Even well-trained dogs may bite under certain circumstances. Children are the most common targets, so preventative measures must be put in place immediately.
If a person is bitten, they should remove the animal from the area immediately and clean the wound with soap and water before consulting with a healthcare professional who will test for bacteria in order to provide antibiotic treatments if necessary.
Biting is an instinctive response developed to protect food, territory and people. It doesn’t indicate aggression; rather it shows that a dog feels threatened. It is important for people to realize that dogs don’t bite “out of nowhere”. Even nice ones have limits; when those limits are breached they may react quickly with sharp and painful bites.
Children are at increased risk of dog bites and tend to sustain more serious injuries as a result. Children may struggle to communicate their emotions to dogs in an effective manner and may attempt to play tug of war or feed the animal, all behaviors which may result in being bit.
Additionally, many dog bites result in serious infections such as tetanus or rabies which require medical care to treat. If infection develops it must be cleaned out from wounds by medical personnel to prevent complications like sepsis which increases one’s risk for fatal outcomes; antibiotics will then be given directly into wounds to help heal them more rapidly.
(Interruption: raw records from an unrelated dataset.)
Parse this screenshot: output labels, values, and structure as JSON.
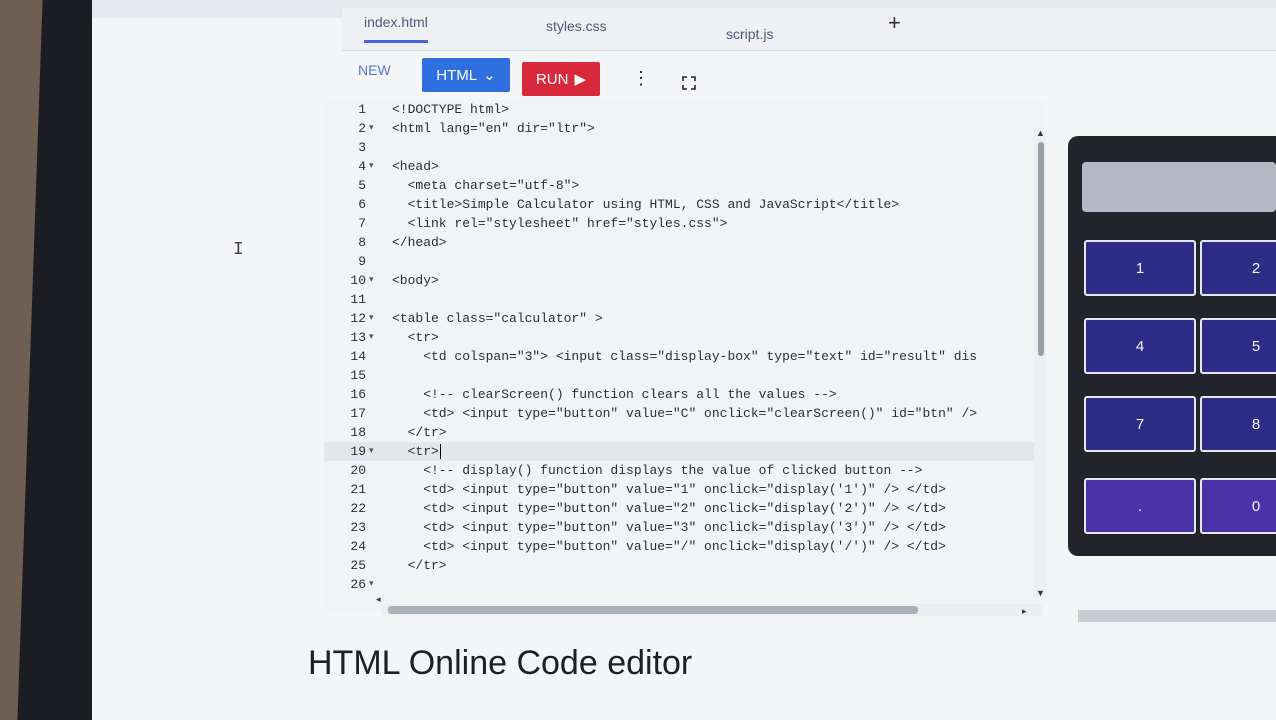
{
  "tabs": [
    "index.html",
    "styles.css",
    "script.js"
  ],
  "add_tab_label": "+",
  "toolbar": {
    "new_label": "NEW",
    "language_label": "HTML",
    "run_label": "RUN",
    "more_icon": "kebab-menu-icon",
    "fullscreen_icon": "fullscreen-icon"
  },
  "editor": {
    "lines": [
      {
        "n": "1",
        "fold": "",
        "text": "<!DOCTYPE html>"
      },
      {
        "n": "2",
        "fold": "▾",
        "text": "<html lang=\"en\" dir=\"ltr\">"
      },
      {
        "n": "3",
        "fold": "",
        "text": ""
      },
      {
        "n": "4",
        "fold": "▾",
        "text": "<head>"
      },
      {
        "n": "5",
        "fold": "",
        "text": "  <meta charset=\"utf-8\">"
      },
      {
        "n": "6",
        "fold": "",
        "text": "  <title>Simple Calculator using HTML, CSS and JavaScript</title>"
      },
      {
        "n": "7",
        "fold": "",
        "text": "  <link rel=\"stylesheet\" href=\"styles.css\">"
      },
      {
        "n": "8",
        "fold": "",
        "text": "</head>"
      },
      {
        "n": "9",
        "fold": "",
        "text": ""
      },
      {
        "n": "10",
        "fold": "▾",
        "text": "<body>"
      },
      {
        "n": "11",
        "fold": "",
        "text": ""
      },
      {
        "n": "12",
        "fold": "▾",
        "text": "<table class=\"calculator\" >"
      },
      {
        "n": "13",
        "fold": "▾",
        "text": "  <tr>"
      },
      {
        "n": "14",
        "fold": "",
        "text": "    <td colspan=\"3\"> <input class=\"display-box\" type=\"text\" id=\"result\" dis"
      },
      {
        "n": "15",
        "fold": "",
        "text": ""
      },
      {
        "n": "16",
        "fold": "",
        "text": "    <!-- clearScreen() function clears all the values -->"
      },
      {
        "n": "17",
        "fold": "",
        "text": "    <td> <input type=\"button\" value=\"C\" onclick=\"clearScreen()\" id=\"btn\" />"
      },
      {
        "n": "18",
        "fold": "",
        "text": "  </tr>"
      },
      {
        "n": "19",
        "fold": "▾",
        "text": "  <tr>"
      },
      {
        "n": "20",
        "fold": "",
        "text": "    <!-- display() function displays the value of clicked button -->"
      },
      {
        "n": "21",
        "fold": "",
        "text": "    <td> <input type=\"button\" value=\"1\" onclick=\"display('1')\" /> </td>"
      },
      {
        "n": "22",
        "fold": "",
        "text": "    <td> <input type=\"button\" value=\"2\" onclick=\"display('2')\" /> </td>"
      },
      {
        "n": "23",
        "fold": "",
        "text": "    <td> <input type=\"button\" value=\"3\" onclick=\"display('3')\" /> </td>"
      },
      {
        "n": "24",
        "fold": "",
        "text": "    <td> <input type=\"button\" value=\"/\" onclick=\"display('/')\" /> </td>"
      },
      {
        "n": "25",
        "fold": "",
        "text": "  </tr>"
      },
      {
        "n": "26",
        "fold": "▾",
        "text": ""
      }
    ],
    "current_line": "19"
  },
  "preview": {
    "keys": [
      "1",
      "2",
      "4",
      "5",
      "7",
      "8",
      ".",
      "0"
    ]
  },
  "heading": "HTML Online Code editor",
  "colors": {
    "html_button": "#2f6fe0",
    "run_button": "#d8283c",
    "calc_key": "#2d2d88",
    "calc_body": "#23232b"
  }
}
Once someone has been bitten, it’s essential that they seek medical attention immediately, as any delay increases the risk of infection. A bite wound must be carefully cleaned up, and antibiotics prescribed if it becomes infected.
A doctor will conduct a complete physical examination on any wound to identify whether deep structures like muscle, tendon or nerve have been injured. Next, the wound will be washed with regular saline (a salt water solution) to flush away as much dirt and bacteria from it as possible before drying with gauze pad and applying antibiotic ointment – this process should be repeated three to four times per day in order to keep infection at bay; additionally a cone — also called an Elizabethan collar or “cone of shame” — works very effectively at discouraging this behavior from dogs!
Some bites require stitches, particularly those which affect the face or hands due to increased damage caused by these areas. Depending on the severity of the wound, doctors may perform tests such as bloodwork and x-rays to make sure no additional physical injuries such as bone fractures have occurred or broken bones have occurred. Individuals should ensure their tetanus and rabies vaccinations are up-to-date as soon as possible.
Most dog bites can be prevented. By teaching children about proper interactions with dogs and socializing pets as early as possible and restricting the number of animals living in households with infants or young children, risk can be significantly decreased.
Dog bites pierce skin and create an environment for bacteria in their mouth to thrive and spread an infection, but people can help protect themselves by washing minor bites immediately and thoroughly before applying an antibiotic ointment; keeping wounds clean even after seeing a physician may also help protect from further complications. People at greater risk include those living with diabetes, heart disease or health conditions which impede blood circulation as well as those who take medications which decrease it and those who have compromised immune systems.
People should always request to see the rabies vaccination certificate and owner contact information of any dog they encounter following a bite injury, regardless of who owns them. Furthermore, people should refrain from running from or screaming at a dog that approaches too closely for comfort; playing aggressive games such as tug of war; never leaving infants or children alone with dogs. It is best not to tease sleeping dogs without giving it first chance to sniff you or wake it without permission before petting; when approached by unfamiliar canines it is wiser to remain still as opposed to standing up or raising both arms – encouraging it chase them further away.
After being attacked by a dog, your first priority should be seeking medical assistance. Be sure to get the wound cleaned up and treated, including getting a tetanus shot if necessary. Report the incident to police so an official report can be filed and an insurance claim filed if applicable.
State laws often hold dog owners liable for attacks by their dogs. Some states have strict liability rules and hold owners liable if their animal has displayed its viciousness in previous attacks; even if this attack was the victim’s first bite. Other states use a “one bite rule”, wherein owners will only be held liable if their animal displayed its aggression prior to biting someone lawfully on their property or doing something they could reasonably anticipate would happen on that property.
Legal issues surrounding dog bites often revolve around negligence by the dog’s owner. A dog may attack when left loose or not leashed in a secure enclosure; bite victims must prove that this owner was aware that their animal had a violent past but failed to take steps to restrain or keep away from people.